◆ TASK TO CARRY OUT ◆
Each line below must be reproduced exactly as it stands. Pictures stay out of the copy.

====

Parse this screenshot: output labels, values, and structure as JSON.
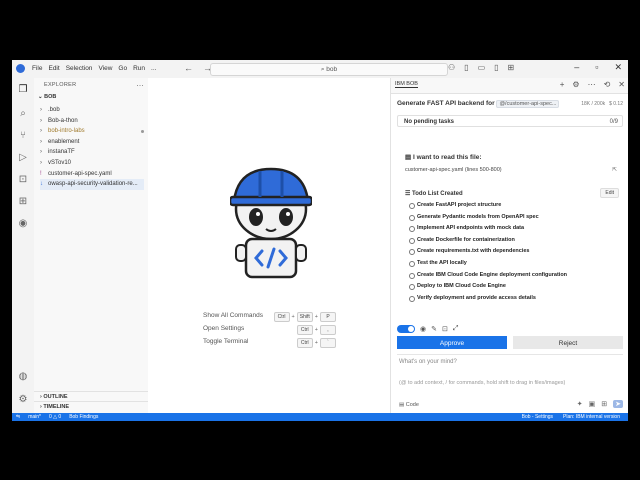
{
  "titlebar": {
    "menu": [
      "File",
      "Edit",
      "Selection",
      "View",
      "Go",
      "Run",
      "..."
    ],
    "search": "bob",
    "back_arrow": "←",
    "forward_arrow": "→"
  },
  "sidebar": {
    "title": "EXPLORER",
    "folder": "BOB",
    "items": [
      {
        "label": ".bob",
        "type": "folder"
      },
      {
        "label": "Bob-a-thon",
        "type": "folder"
      },
      {
        "label": "bob-intro-labs",
        "type": "folder",
        "modified": true
      },
      {
        "label": "enablement",
        "type": "folder"
      },
      {
        "label": "instanaTF",
        "type": "folder"
      },
      {
        "label": "vSTov10",
        "type": "folder"
      },
      {
        "label": "customer-api-spec.yaml",
        "type": "file"
      },
      {
        "label": "owasp-api-security-validation-re...",
        "type": "file"
      }
    ],
    "outline": "OUTLINE",
    "timeline": "TIMELINE"
  },
  "editor": {
    "shortcuts": [
      {
        "label": "Show All Commands",
        "keys": [
          "Ctrl",
          "+",
          "Shift",
          "+",
          "P"
        ]
      },
      {
        "label": "Open Settings",
        "keys": [
          "Ctrl",
          "+",
          ","
        ]
      },
      {
        "label": "Toggle Terminal",
        "keys": [
          "Ctrl",
          "+",
          "`"
        ]
      }
    ]
  },
  "panel": {
    "tab": "IBM BOB",
    "task_title": "Generate FAST API backend for",
    "task_ref": "@/customer-api-spec...",
    "task_tokens": "18K / 200k",
    "task_cost": "$ 0.12",
    "pending_label": "No pending tasks",
    "pending_count": "0/9",
    "read_label": "I want to read this file:",
    "read_path": "customer-api-spec.yaml",
    "read_lines": "(lines 500-800)",
    "todo_header": "Todo List Created",
    "todo_edit": "Edit",
    "todos": [
      "Create FastAPI project structure",
      "Generate Pydantic models from OpenAPI spec",
      "Implement API endpoints with mock data",
      "Create Dockerfile for containerization",
      "Create requirements.txt with dependencies",
      "Test the API locally",
      "Create IBM Cloud Code Engine deployment configuration",
      "Deploy to IBM Cloud Code Engine",
      "Verify deployment and provide access details"
    ],
    "approve": "Approve",
    "reject": "Reject",
    "chat_placeholder": "What's on your mind?",
    "chat_hint": "(@ to add context, / for commands, hold shift to drag in files/images)",
    "mode": "Code"
  },
  "statusbar": {
    "branch": "main*",
    "problems": "0 △ 0",
    "user": "Bob Findings",
    "settings": "Bob - Settings",
    "plan": "Plan: IBM internal version"
  },
  "colors": {
    "accent": "#1a73e8",
    "helmet": "#2f6bd8"
  }
}
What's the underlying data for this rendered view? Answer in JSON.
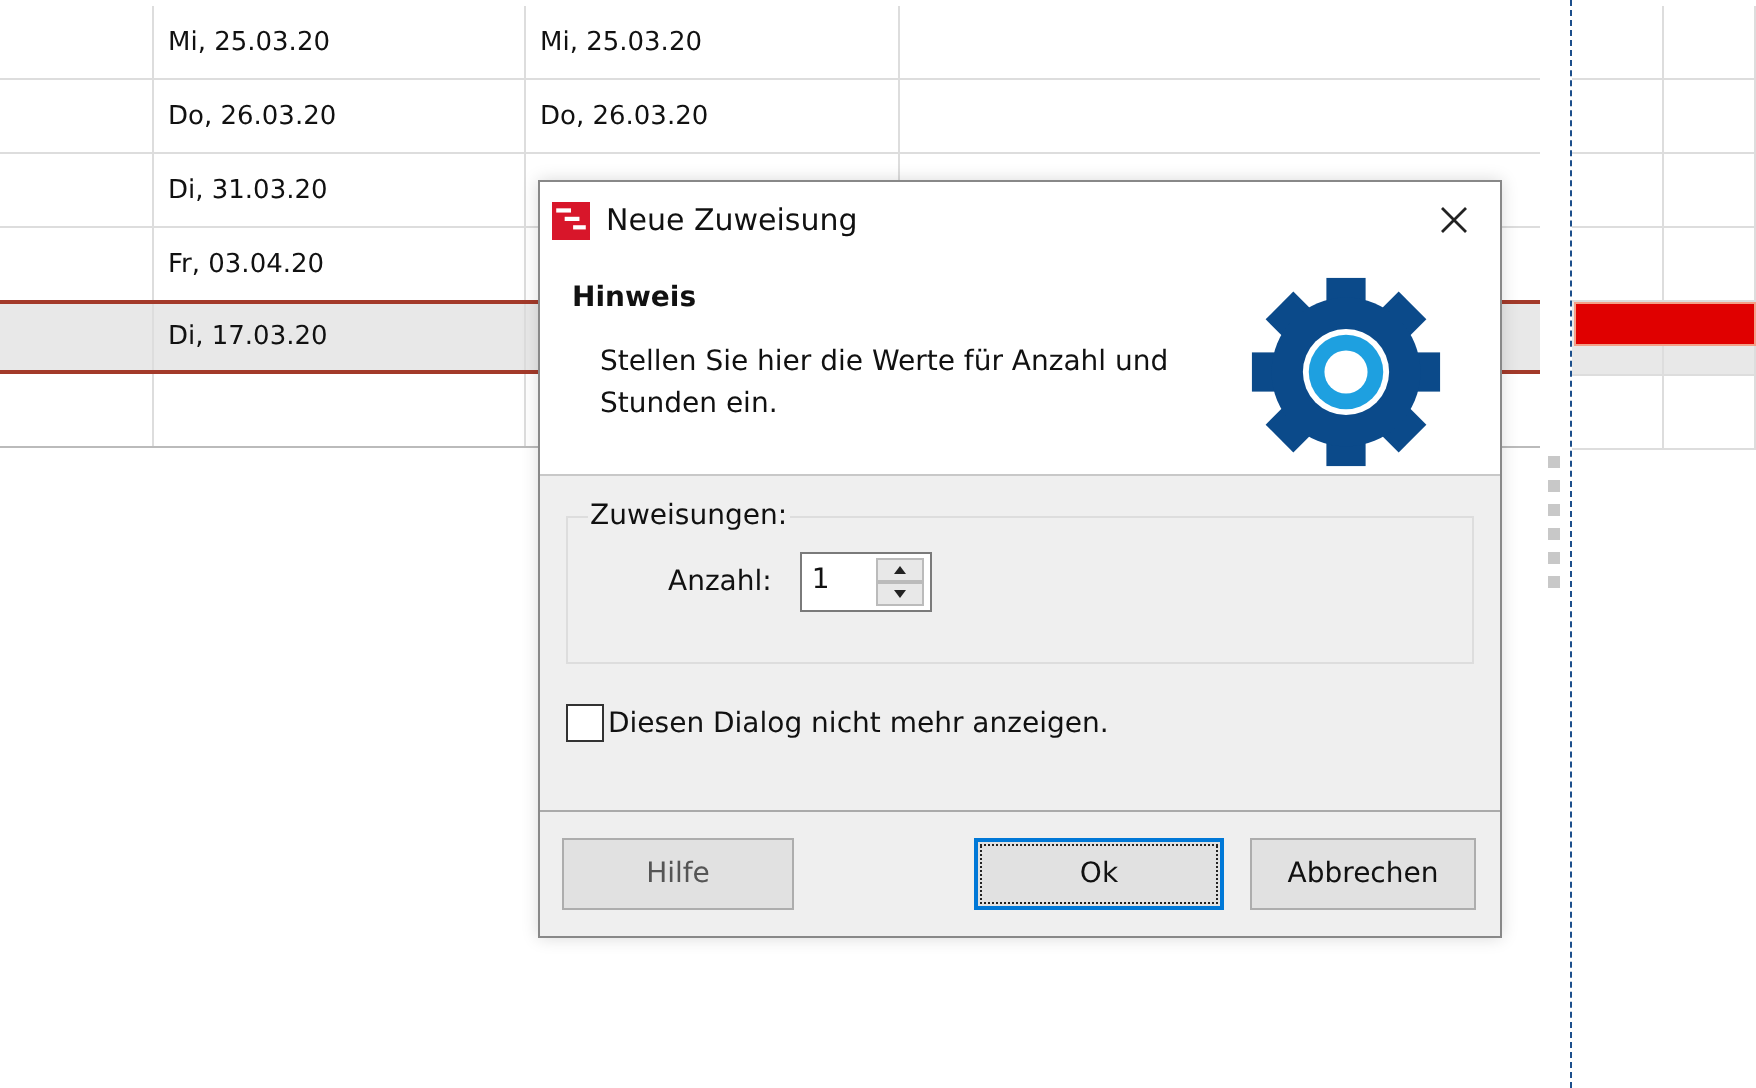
{
  "table": {
    "rows": [
      {
        "cells": [
          "",
          "Mi, 25.03.20",
          "Mi, 25.03.20",
          ""
        ],
        "selected": false,
        "bar": false
      },
      {
        "cells": [
          "",
          "Do, 26.03.20",
          "Do, 26.03.20",
          ""
        ],
        "selected": false,
        "bar": false
      },
      {
        "cells": [
          "",
          "Di, 31.03.20",
          "",
          ""
        ],
        "selected": false,
        "bar": false
      },
      {
        "cells": [
          "",
          "Fr, 03.04.20",
          "",
          ""
        ],
        "selected": false,
        "bar": false
      },
      {
        "cells": [
          "",
          "Di, 17.03.20",
          "",
          ""
        ],
        "selected": true,
        "bar": true
      },
      {
        "cells": [
          "",
          "",
          "",
          ""
        ],
        "selected": false,
        "bar": false
      }
    ]
  },
  "dialog": {
    "title": "Neue Zuweisung",
    "heading": "Hinweis",
    "message": "Stellen Sie hier die Werte für Anzahl und Stunden ein.",
    "group_label": "Zuweisungen:",
    "field_label": "Anzahl:",
    "field_value": "1",
    "checkbox": {
      "label": "Diesen Dialog nicht mehr anzeigen.",
      "checked": false
    },
    "buttons": [
      {
        "label": "Hilfe",
        "default": false
      },
      {
        "label": "Ok",
        "default": true
      },
      {
        "label": "Abbrechen",
        "default": false
      }
    ]
  }
}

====

◆ SOLUTION TO THIS TASK ◆
Parse this screenshot: output labels, values, and structure as JSON.
{
  "titlebar": {
    "menu": [
      "File",
      "Edit",
      "Selection",
      "View",
      "Go",
      "Run",
      "..."
    ],
    "search": "bob",
    "back_arrow": "←",
    "forward_arrow": "→"
  },
  "sidebar": {
    "title": "EXPLORER",
    "folder": "BOB",
    "items": [
      {
        "label": ".bob",
        "type": "folder"
      },
      {
        "label": "Bob-a-thon",
        "type": "folder"
      },
      {
        "label": "bob-intro-labs",
        "type": "folder",
        "modified": true
      },
      {
        "label": "enablement",
        "type": "folder"
      },
      {
        "label": "instanaTF",
        "type": "folder"
      },
      {
        "label": "vSTov10",
        "type": "folder"
      },
      {
        "label": "customer-api-spec.yaml",
        "type": "file"
      },
      {
        "label": "owasp-api-security-validation-re...",
        "type": "file"
      }
    ],
    "outline": "OUTLINE",
    "timeline": "TIMELINE"
  },
  "editor": {
    "shortcuts": [
      {
        "label": "Show All Commands",
        "keys": [
          "Ctrl",
          "+",
          "Shift",
          "+",
          "P"
        ]
      },
      {
        "label": "Open Settings",
        "keys": [
          "Ctrl",
          "+",
          ","
        ]
      },
      {
        "label": "Toggle Terminal",
        "keys": [
          "Ctrl",
          "+",
          "`"
        ]
      }
    ]
  },
  "panel": {
    "tab": "IBM BOB",
    "task_title": "Generate FAST API backend for",
    "task_ref": "@/customer-api-spec...",
    "task_tokens": "18K / 200k",
    "task_cost": "$ 0.12",
    "pending_label": "No pending tasks",
    "pending_count": "0/9",
    "read_label": "I want to read this file:",
    "read_path": "customer-api-spec.yaml",
    "read_lines": "(lines 500-800)",
    "todo_header": "Todo List Created",
    "todo_edit": "Edit",
    "todos": [
      "Create FastAPI project structure",
      "Generate Pydantic models from OpenAPI spec",
      "Implement API endpoints with mock data",
      "Create Dockerfile for containerization",
      "Create requirements.txt with dependencies",
      "Test the API locally",
      "Create IBM Cloud Code Engine deployment configuration",
      "Deploy to IBM Cloud Code Engine",
      "Verify deployment and provide access details"
    ],
    "approve": "Approve",
    "reject": "Reject",
    "chat_placeholder": "What's on your mind?",
    "chat_hint": "(@ to add context, / for commands, hold shift to drag in files/images)",
    "mode": "Code"
  },
  "statusbar": {
    "branch": "main*",
    "problems": "0 △ 0",
    "user": "Bob Findings",
    "settings": "Bob - Settings",
    "plan": "Plan: IBM internal version"
  },
  "colors": {
    "accent": "#1a73e8",
    "helmet": "#2f6bd8"
  }
}
What's the underlying data for this rendered view? Answer in JSON.
{
  "table": {
    "rows": [
      {
        "cells": [
          "",
          "Mi, 25.03.20",
          "Mi, 25.03.20",
          ""
        ],
        "selected": false,
        "bar": false
      },
      {
        "cells": [
          "",
          "Do, 26.03.20",
          "Do, 26.03.20",
          ""
        ],
        "selected": false,
        "bar": false
      },
      {
        "cells": [
          "",
          "Di, 31.03.20",
          "",
          ""
        ],
        "selected": false,
        "bar": false
      },
      {
        "cells": [
          "",
          "Fr, 03.04.20",
          "",
          ""
        ],
        "selected": false,
        "bar": false
      },
      {
        "cells": [
          "",
          "Di, 17.03.20",
          "",
          ""
        ],
        "selected": true,
        "bar": true
      },
      {
        "cells": [
          "",
          "",
          "",
          ""
        ],
        "selected": false,
        "bar": false
      }
    ]
  },
  "dialog": {
    "title": "Neue Zuweisung",
    "heading": "Hinweis",
    "message": "Stellen Sie hier die Werte für Anzahl und Stunden ein.",
    "group_label": "Zuweisungen:",
    "field_label": "Anzahl:",
    "field_value": "1",
    "checkbox": {
      "label": "Diesen Dialog nicht mehr anzeigen.",
      "checked": false
    },
    "buttons": [
      {
        "label": "Hilfe",
        "default": false
      },
      {
        "label": "Ok",
        "default": true
      },
      {
        "label": "Abbrechen",
        "default": false
      }
    ]
  }
}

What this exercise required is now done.